And when the Kraffts are not there to capture an eruption, director Sara Dosa does an even better job of demonstrating volcanic scale. Katia and Maurice are stuck in France when Mt. St. Helens erupts in 1980, so they could provide no footage, but Dosa compiles a beautiful and horrifying collage: a journalist abandons their camera in a nearby village as ash hurls towards it; a hiker 50 kilometers away photographs an ash cloud that obscures their entire field of vision; and a villager hundreds of kilometers further witnesses the mushroom cloud that ensues mere minutes after eruption. 

Witnessing those images in turn, I couldn’t help but gape. In all honesty, the images are beautiful, but I felt almost guilty experiencing awe at such a destructive event. Dosa soon brought me back to reality. For how awe-inspiring the documentary is, it is not naively romantic.

Katia and Maurice are not religious, nor are they fond of humanity as a natural force. If it were possible to eat rocks, they may never come down from the volcano back into society. 

“We have but this one short life before we return to the ground,” they say. But Katia and Maurice are not nihilistic nor egoistic. When Nevado del Ruiz erupts in Columbia and kills 25,000 people, they spring into action, creating films and action plans to inspire evacuation efforts in other volcano zones. This time, governments listen to the volcanologists, saving thousands of future lives. 

Of course, Katia and Maurice know that their short life will come to an end, and it soon does. In the 1991 Japanese Mt. Unzen eruption, the lovers return to the ground next to each other, buried under a flow of lava, forever enshrined in the flames that created them. However cliché it may seem, I stepped out of DPAC feeling more grounded, more willing to search.

Title: “Fire of Love”

Starring: Maurice and Katia Krafft

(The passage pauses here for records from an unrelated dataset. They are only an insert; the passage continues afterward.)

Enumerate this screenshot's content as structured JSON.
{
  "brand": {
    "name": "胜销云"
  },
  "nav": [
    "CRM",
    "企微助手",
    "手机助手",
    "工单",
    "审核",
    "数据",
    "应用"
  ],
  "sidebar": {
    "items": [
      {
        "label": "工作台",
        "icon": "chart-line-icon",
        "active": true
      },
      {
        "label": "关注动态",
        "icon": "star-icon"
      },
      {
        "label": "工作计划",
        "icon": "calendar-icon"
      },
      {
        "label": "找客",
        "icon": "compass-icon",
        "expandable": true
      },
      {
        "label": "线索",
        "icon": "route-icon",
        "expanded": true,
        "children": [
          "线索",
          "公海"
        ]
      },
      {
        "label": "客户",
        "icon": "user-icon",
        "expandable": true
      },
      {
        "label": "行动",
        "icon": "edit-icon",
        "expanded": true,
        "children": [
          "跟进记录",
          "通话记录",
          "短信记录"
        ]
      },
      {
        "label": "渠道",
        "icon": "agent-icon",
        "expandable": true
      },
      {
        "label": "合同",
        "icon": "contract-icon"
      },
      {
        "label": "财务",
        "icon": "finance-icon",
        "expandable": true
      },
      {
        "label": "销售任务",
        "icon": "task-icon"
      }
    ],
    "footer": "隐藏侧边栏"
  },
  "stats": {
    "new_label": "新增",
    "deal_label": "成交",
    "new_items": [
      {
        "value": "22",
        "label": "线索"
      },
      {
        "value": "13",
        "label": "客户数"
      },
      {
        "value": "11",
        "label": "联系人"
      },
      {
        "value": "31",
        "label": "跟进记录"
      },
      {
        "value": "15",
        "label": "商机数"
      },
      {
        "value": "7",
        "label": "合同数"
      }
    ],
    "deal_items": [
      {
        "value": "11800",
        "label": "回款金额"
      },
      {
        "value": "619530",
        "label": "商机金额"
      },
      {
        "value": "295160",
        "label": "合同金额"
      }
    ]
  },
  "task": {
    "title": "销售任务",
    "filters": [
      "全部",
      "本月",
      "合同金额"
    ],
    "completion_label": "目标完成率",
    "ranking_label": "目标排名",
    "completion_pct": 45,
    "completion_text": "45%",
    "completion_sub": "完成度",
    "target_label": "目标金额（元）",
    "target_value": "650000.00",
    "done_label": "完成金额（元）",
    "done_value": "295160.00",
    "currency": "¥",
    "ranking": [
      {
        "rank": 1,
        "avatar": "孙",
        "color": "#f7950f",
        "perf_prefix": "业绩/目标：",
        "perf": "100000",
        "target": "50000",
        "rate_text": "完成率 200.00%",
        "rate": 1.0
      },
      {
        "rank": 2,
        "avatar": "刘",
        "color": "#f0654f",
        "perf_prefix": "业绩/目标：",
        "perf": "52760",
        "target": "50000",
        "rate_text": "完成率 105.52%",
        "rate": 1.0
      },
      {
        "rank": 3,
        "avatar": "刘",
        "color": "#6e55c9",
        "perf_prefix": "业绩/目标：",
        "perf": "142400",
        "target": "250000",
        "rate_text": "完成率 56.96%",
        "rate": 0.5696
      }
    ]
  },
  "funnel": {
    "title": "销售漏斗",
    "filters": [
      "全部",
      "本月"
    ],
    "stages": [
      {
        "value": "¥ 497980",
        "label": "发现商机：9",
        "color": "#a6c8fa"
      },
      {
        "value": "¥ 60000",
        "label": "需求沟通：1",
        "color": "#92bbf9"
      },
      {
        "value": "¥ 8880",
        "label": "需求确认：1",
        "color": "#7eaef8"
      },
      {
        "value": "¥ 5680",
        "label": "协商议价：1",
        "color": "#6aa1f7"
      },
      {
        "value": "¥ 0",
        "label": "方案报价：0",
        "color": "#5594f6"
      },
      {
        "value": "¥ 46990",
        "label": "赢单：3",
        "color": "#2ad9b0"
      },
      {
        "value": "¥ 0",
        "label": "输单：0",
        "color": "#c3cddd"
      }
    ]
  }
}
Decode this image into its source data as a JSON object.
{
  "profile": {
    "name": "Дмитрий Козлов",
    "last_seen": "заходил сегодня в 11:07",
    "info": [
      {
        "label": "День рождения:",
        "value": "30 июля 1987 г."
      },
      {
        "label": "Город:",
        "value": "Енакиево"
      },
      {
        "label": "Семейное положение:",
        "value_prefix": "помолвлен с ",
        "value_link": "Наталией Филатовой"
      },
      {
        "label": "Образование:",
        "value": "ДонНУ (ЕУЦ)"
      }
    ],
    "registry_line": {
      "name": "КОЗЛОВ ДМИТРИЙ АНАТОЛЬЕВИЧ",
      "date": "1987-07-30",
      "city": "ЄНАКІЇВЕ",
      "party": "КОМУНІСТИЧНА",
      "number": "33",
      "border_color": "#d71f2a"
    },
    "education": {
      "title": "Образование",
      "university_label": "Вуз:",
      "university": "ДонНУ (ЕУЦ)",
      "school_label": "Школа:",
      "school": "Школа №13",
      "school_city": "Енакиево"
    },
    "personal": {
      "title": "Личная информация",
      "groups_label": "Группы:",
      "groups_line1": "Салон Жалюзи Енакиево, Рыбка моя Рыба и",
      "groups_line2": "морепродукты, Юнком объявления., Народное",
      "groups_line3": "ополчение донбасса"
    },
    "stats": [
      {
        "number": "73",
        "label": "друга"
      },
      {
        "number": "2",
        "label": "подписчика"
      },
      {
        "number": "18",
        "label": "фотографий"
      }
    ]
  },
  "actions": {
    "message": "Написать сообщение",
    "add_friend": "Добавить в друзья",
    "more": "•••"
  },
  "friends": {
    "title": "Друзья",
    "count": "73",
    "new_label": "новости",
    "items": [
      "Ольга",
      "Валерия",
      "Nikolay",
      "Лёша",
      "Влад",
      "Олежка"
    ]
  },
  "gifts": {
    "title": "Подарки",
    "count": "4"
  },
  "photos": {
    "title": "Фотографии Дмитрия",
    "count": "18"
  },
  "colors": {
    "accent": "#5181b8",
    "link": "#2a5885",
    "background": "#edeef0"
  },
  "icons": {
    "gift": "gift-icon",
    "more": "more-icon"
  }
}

Director: Sara Dosa

If you like: “The Alpinist,” “Free Solo,” “Moonrise Kingdom”

Shamrocks: 5 out of 5

Mark Valenzuela

Contact Mark at mvalenz3@nd.edu